It was a complex and turbulunt day for all. The day began with the plan to extubate Ellie and then the decision fluxuated throughout the day with low blood pressures, deep sedations, and elevated temperatures. In the morning, we had fluid in one lung and the plan was to work to help Ellie be free of this before she was extubated. It was touch and go most of the day. Finally it was determined that her lungs were clear and the breathing tube could be removed. This happened around 7:30 PM, and for an hour family and medical staff talked and worked with Ellie to help clear her air ways – to cough and adjust to the tube being gone. Ellie worked like a champion – cooperating with multiple requests. In one short hour, after the application of the CPAP mask, the effort failed and Ellie had to be reintubated. We are moving into the night working to balance her blood pressures again (now they are high) and investigating a rising fever.

Sarah & John once again faced incredible challenges and decisions and worked to gird themselves up as they watched Ellie go through all this. Sarah states that the grace of God once again took over for them in so many ways. She said that in all the hard areas there was grace all the way to the end of the day – even for John whose day exceeded 25 hours. Again, she says we can feel all the prays that are keeping us going beyond what we could have imagined.
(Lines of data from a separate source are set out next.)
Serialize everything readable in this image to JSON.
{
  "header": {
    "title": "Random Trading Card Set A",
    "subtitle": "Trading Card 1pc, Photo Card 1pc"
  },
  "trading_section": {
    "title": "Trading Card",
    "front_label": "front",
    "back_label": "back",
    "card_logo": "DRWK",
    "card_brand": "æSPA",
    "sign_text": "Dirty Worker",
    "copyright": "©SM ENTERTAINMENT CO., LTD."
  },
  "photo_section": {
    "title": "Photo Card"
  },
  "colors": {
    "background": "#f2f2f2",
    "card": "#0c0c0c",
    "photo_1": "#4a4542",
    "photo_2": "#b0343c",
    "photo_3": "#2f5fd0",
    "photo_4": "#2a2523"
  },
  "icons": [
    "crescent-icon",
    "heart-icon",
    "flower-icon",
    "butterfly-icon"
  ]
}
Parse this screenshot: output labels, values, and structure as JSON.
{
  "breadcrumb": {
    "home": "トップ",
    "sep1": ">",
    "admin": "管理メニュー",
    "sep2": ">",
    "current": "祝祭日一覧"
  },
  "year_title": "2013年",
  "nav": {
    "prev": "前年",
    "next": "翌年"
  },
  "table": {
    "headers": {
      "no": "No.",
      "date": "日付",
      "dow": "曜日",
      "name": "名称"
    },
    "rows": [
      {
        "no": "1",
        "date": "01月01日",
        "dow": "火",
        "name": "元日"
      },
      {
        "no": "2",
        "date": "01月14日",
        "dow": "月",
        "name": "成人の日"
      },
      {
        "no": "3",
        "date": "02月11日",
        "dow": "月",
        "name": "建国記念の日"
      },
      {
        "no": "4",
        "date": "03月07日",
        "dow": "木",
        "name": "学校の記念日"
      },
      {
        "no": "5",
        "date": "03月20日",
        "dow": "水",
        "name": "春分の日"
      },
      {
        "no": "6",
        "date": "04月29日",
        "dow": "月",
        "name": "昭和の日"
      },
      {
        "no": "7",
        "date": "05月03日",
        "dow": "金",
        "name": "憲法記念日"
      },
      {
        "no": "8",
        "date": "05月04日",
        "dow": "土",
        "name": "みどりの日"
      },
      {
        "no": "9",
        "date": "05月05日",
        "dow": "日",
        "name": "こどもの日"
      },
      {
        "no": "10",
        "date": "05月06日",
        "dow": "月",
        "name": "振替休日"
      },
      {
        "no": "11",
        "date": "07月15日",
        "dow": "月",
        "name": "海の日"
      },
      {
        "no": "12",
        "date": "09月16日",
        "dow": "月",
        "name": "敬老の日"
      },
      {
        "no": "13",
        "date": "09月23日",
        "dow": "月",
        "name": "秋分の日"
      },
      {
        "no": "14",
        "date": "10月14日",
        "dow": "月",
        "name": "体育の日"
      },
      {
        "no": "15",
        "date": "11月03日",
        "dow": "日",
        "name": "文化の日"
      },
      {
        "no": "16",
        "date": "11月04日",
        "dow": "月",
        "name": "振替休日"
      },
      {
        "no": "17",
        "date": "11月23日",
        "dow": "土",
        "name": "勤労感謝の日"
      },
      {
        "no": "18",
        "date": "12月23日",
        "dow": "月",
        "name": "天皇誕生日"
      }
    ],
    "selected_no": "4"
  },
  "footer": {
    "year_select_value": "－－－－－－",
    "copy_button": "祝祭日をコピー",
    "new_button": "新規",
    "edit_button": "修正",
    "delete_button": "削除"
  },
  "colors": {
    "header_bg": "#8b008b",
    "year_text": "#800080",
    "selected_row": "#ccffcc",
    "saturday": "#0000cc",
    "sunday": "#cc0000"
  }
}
So much so, that today was like yesterday in this regard, except even more so.